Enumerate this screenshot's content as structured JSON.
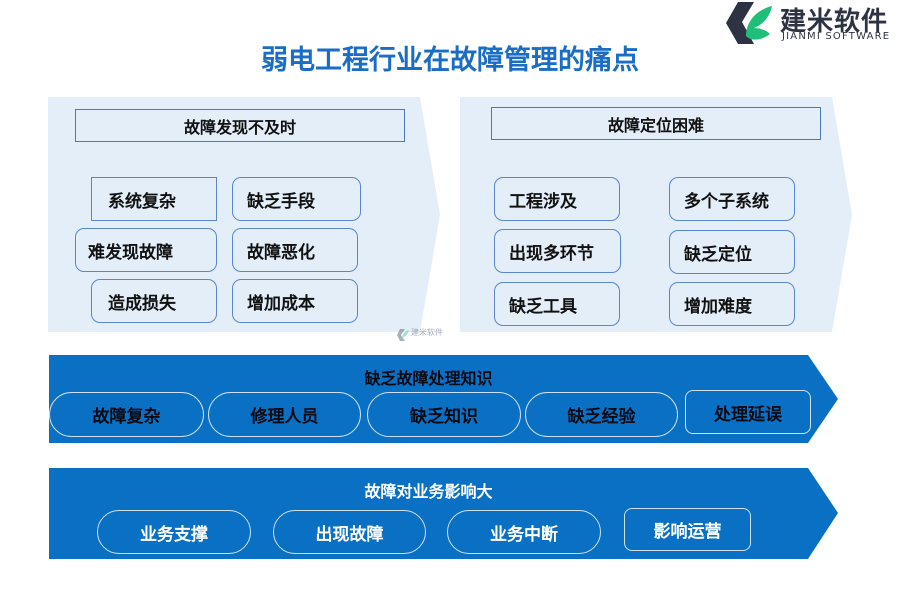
{
  "title": "弱电工程行业在故障管理的痛点",
  "logo": {
    "name_cn": "建米软件",
    "name_en": "JIANMI SOFTWARE",
    "icon": "jianmi-logo-icon"
  },
  "watermark": {
    "text": "建米软件"
  },
  "colors": {
    "title": "#1a6dc4",
    "panel_bg": "#e3eef8",
    "band_bg": "#0a70c3",
    "border": "#5a86cf"
  },
  "panels": [
    {
      "header": "故障发现不及时",
      "items": [
        "系统复杂",
        "缺乏手段",
        "难发现故障",
        "故障恶化",
        "造成损失",
        "增加成本"
      ]
    },
    {
      "header": "故障定位困难",
      "items": [
        "工程涉及",
        "多个子系统",
        "出现多环节",
        "缺乏定位",
        "缺乏工具",
        "增加难度"
      ]
    }
  ],
  "bands": [
    {
      "title": "缺乏故障处理知识",
      "items": [
        "故障复杂",
        "修理人员",
        "缺乏知识",
        "缺乏经验",
        "处理延误"
      ]
    },
    {
      "title": "故障对业务影响大",
      "items": [
        "业务支撑",
        "出现故障",
        "业务中断",
        "影响运营"
      ]
    }
  ]
}
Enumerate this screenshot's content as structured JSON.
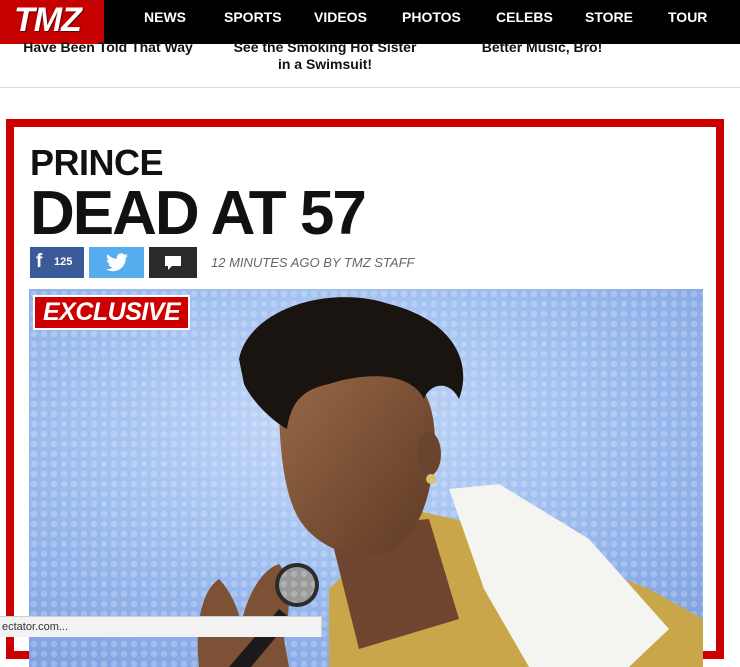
{
  "logo": {
    "text": "TMZ"
  },
  "nav": {
    "items": [
      {
        "label": "NEWS"
      },
      {
        "label": "SPORTS"
      },
      {
        "label": "VIDEOS"
      },
      {
        "label": "PHOTOS"
      },
      {
        "label": "CELEBS"
      },
      {
        "label": "STORE"
      },
      {
        "label": "TOUR"
      }
    ]
  },
  "teasers": [
    {
      "line1": "Have Been Told That Way",
      "line2": ""
    },
    {
      "line1": "See the Smoking Hot Sister",
      "line2": "in a Swimsuit!"
    },
    {
      "line1": "Better Music, Bro!",
      "line2": ""
    }
  ],
  "article": {
    "kicker": "PRINCE",
    "headline": "DEAD AT 57",
    "share": {
      "facebook_icon": "f",
      "facebook_count": "125",
      "twitter_icon": "twitter-bird-icon",
      "comment_icon": "comment-icon"
    },
    "byline": "12 MINUTES AGO BY TMZ STAFF",
    "badge": "EXCLUSIVE",
    "photo_icon": "photo-of-performer-with-microphone"
  },
  "status_bar": {
    "text": "ectator.com..."
  },
  "colors": {
    "brand_red": "#cc0000",
    "nav_bg": "#000000",
    "facebook": "#3b5a9a",
    "twitter": "#55acee",
    "comment": "#2a2a2a"
  }
}
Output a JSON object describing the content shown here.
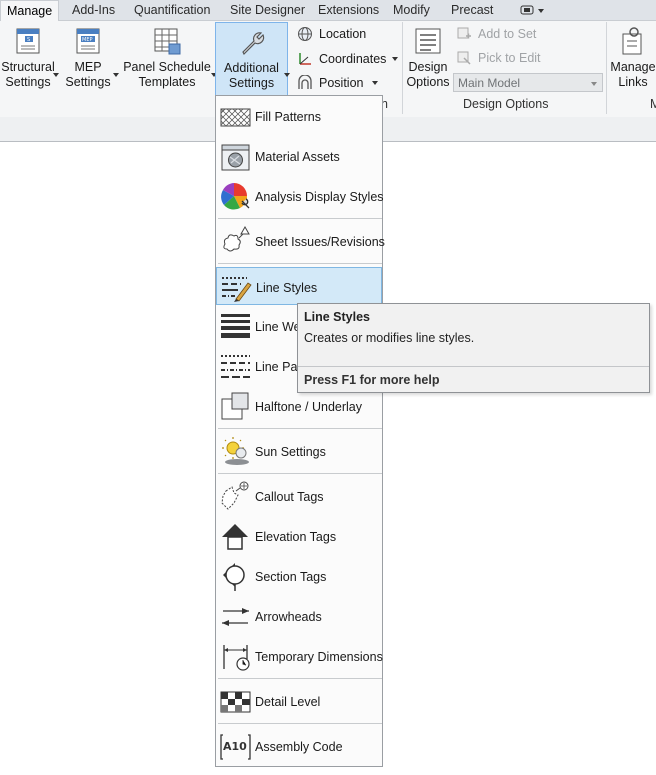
{
  "tabs": [
    "Manage",
    "Add-Ins",
    "Quantification",
    "Site Designer",
    "Extensions",
    "Modify",
    "Precast"
  ],
  "ribbon": {
    "structural_settings": {
      "line1": "Structural",
      "line2": "Settings"
    },
    "mep_settings": {
      "line1": "MEP",
      "line2": "Settings"
    },
    "panel_schedule_templates": {
      "line1": "Panel Schedule",
      "line2": "Templates"
    },
    "additional_settings": {
      "line1": "Additional",
      "line2": "Settings"
    },
    "location": "Location",
    "coordinates": "Coordinates",
    "position": "Position",
    "design_options_button": {
      "line1": "Design",
      "line2": "Options"
    },
    "add_to_set": "Add to Set",
    "pick_to_edit": "Pick to Edit",
    "main_model": "Main Model",
    "design_options_panel": "Design Options",
    "manage_links": {
      "line1": "Manage",
      "line2": "Links"
    },
    "truncated_panel_label": "n",
    "truncated_right_label": "M"
  },
  "menu": [
    {
      "label": "Fill Patterns",
      "icon": "fill-patterns-icon"
    },
    {
      "label": "Material Assets",
      "icon": "material-assets-icon"
    },
    {
      "label": "Analysis Display Styles",
      "icon": "analysis-display-styles-icon"
    },
    {
      "label": "Sheet Issues/Revisions",
      "icon": "sheet-issues-icon"
    },
    {
      "label": "Line Styles",
      "icon": "line-styles-icon"
    },
    {
      "label": "Line We",
      "icon": "line-weights-icon"
    },
    {
      "label": "Line Pat",
      "icon": "line-patterns-icon"
    },
    {
      "label": "Halftone / Underlay",
      "icon": "halftone-icon"
    },
    {
      "label": "Sun Settings",
      "icon": "sun-settings-icon"
    },
    {
      "label": "Callout Tags",
      "icon": "callout-tags-icon"
    },
    {
      "label": "Elevation Tags",
      "icon": "elevation-tags-icon"
    },
    {
      "label": "Section Tags",
      "icon": "section-tags-icon"
    },
    {
      "label": "Arrowheads",
      "icon": "arrowheads-icon"
    },
    {
      "label": "Temporary Dimensions",
      "icon": "temporary-dimensions-icon"
    },
    {
      "label": "Detail Level",
      "icon": "detail-level-icon"
    },
    {
      "label": "Assembly Code",
      "icon": "assembly-code-icon"
    }
  ],
  "tooltip": {
    "title": "Line Styles",
    "description": "Creates or modifies line styles.",
    "help": "Press F1 for more help"
  },
  "colors": {
    "highlight": "#d3e9f8",
    "highlight_border": "#7fb7e3",
    "pressed": "#cfe5f7"
  }
}
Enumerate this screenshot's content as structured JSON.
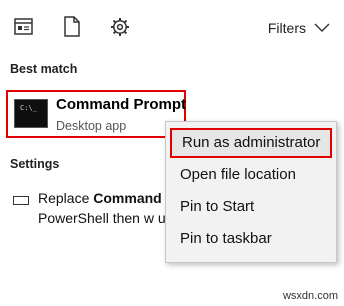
{
  "toolbar": {
    "icons": [
      "apps-icon",
      "documents-icon",
      "settings-gear-icon"
    ],
    "filters_label": "Filters"
  },
  "best_match": {
    "heading": "Best match",
    "title": "Command Prompt",
    "subtitle": "Desktop app",
    "icon_text": "C:\\_",
    "highlight_color": "#e00000"
  },
  "settings": {
    "heading": "Settings",
    "item": {
      "line1_prefix": "Replace ",
      "line1_bold": "Command",
      "line2": "PowerShell then w u"
    }
  },
  "context_menu": {
    "items": [
      {
        "label": "Run as administrator",
        "highlighted": true
      },
      {
        "label": "Open file location",
        "highlighted": false
      },
      {
        "label": "Pin to Start",
        "highlighted": false
      },
      {
        "label": "Pin to taskbar",
        "highlighted": false
      }
    ]
  },
  "watermark": "wsxdn.com"
}
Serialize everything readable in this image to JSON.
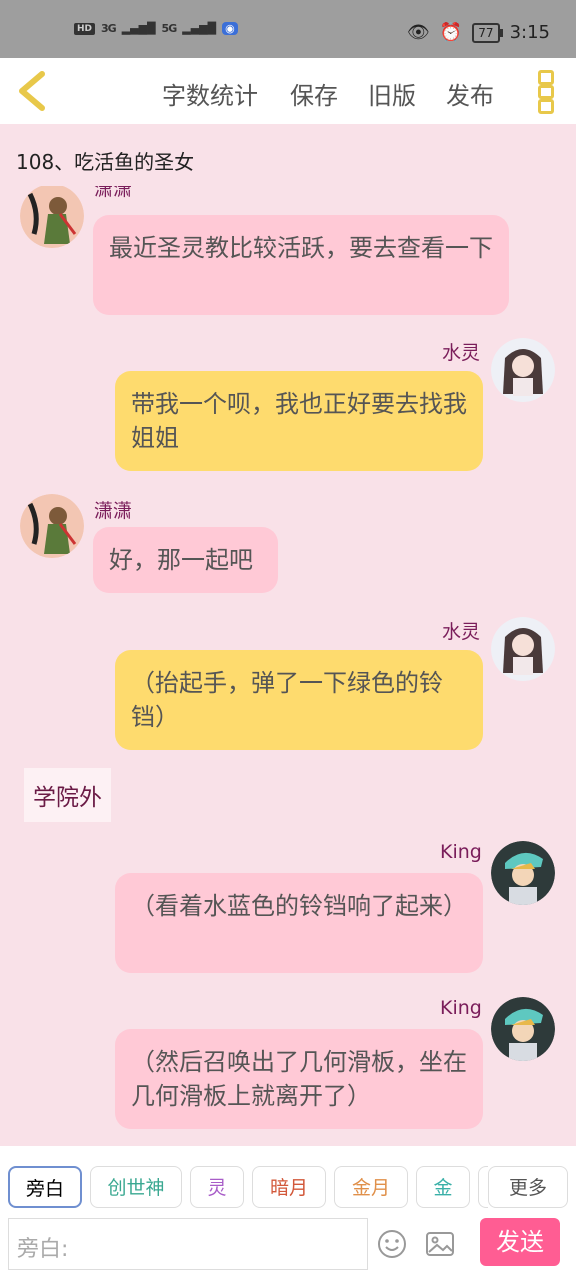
{
  "status_bar": {
    "hd": "HD",
    "signal1": "3G",
    "signal2": "5G",
    "battery": "77",
    "time": "3:15"
  },
  "topbar": {
    "word_count": "字数统计",
    "save": "保存",
    "old_version": "旧版",
    "publish": "发布"
  },
  "chapter_title": "108、吃活鱼的圣女",
  "messages": [
    {
      "name": "潇潇",
      "text": "最近圣灵教比较活跃，要去查看一下"
    },
    {
      "name": "水灵",
      "text": "带我一个呗，我也正好要去找我姐姐"
    },
    {
      "name": "潇潇",
      "text": "好，那一起吧"
    },
    {
      "name": "水灵",
      "text": "（抬起手，弹了一下绿色的铃铛）"
    },
    {
      "name": "King",
      "text": "（看着水蓝色的铃铛响了起来）"
    },
    {
      "name": "King",
      "text": "（然后召唤出了几何滑板，坐在几何滑板上就离开了）"
    }
  ],
  "scene_label": "学院外",
  "chips": [
    "旁白",
    "创世神",
    "灵",
    "暗月",
    "金月",
    "金",
    "更多"
  ],
  "chip_colors": [
    "#555555",
    "#3aa891",
    "#a85dc8",
    "#d2583a",
    "#e0904a",
    "#3ab0a8",
    "#555555"
  ],
  "input": {
    "placeholder": "旁白:"
  },
  "send_label": "发送",
  "colors": {
    "bg": "#f9e1e8",
    "pink_bubble": "#ffc9d6",
    "yellow_bubble": "#fedb6e",
    "name_color": "#7a1d5a",
    "send": "#ff5d93",
    "accent": "#e8c84a"
  }
}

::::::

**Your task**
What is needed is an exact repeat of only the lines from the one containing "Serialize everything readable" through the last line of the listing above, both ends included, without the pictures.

**Answer box**
Serialize everything readable in this image to JSON.
{
  "status_bar": {
    "hd": "HD",
    "signal1": "3G",
    "signal2": "5G",
    "battery": "77",
    "time": "3:15"
  },
  "topbar": {
    "word_count": "字数统计",
    "save": "保存",
    "old_version": "旧版",
    "publish": "发布"
  },
  "chapter_title": "108、吃活鱼的圣女",
  "messages": [
    {
      "name": "潇潇",
      "text": "最近圣灵教比较活跃，要去查看一下"
    },
    {
      "name": "水灵",
      "text": "带我一个呗，我也正好要去找我姐姐"
    },
    {
      "name": "潇潇",
      "text": "好，那一起吧"
    },
    {
      "name": "水灵",
      "text": "（抬起手，弹了一下绿色的铃铛）"
    },
    {
      "name": "King",
      "text": "（看着水蓝色的铃铛响了起来）"
    },
    {
      "name": "King",
      "text": "（然后召唤出了几何滑板，坐在几何滑板上就离开了）"
    }
  ],
  "scene_label": "学院外",
  "chips": [
    "旁白",
    "创世神",
    "灵",
    "暗月",
    "金月",
    "金",
    "更多"
  ],
  "chip_colors": [
    "#555555",
    "#3aa891",
    "#a85dc8",
    "#d2583a",
    "#e0904a",
    "#3ab0a8",
    "#555555"
  ],
  "input": {
    "placeholder": "旁白:"
  },
  "send_label": "发送",
  "colors": {
    "bg": "#f9e1e8",
    "pink_bubble": "#ffc9d6",
    "yellow_bubble": "#fedb6e",
    "name_color": "#7a1d5a",
    "send": "#ff5d93",
    "accent": "#e8c84a"
  }
}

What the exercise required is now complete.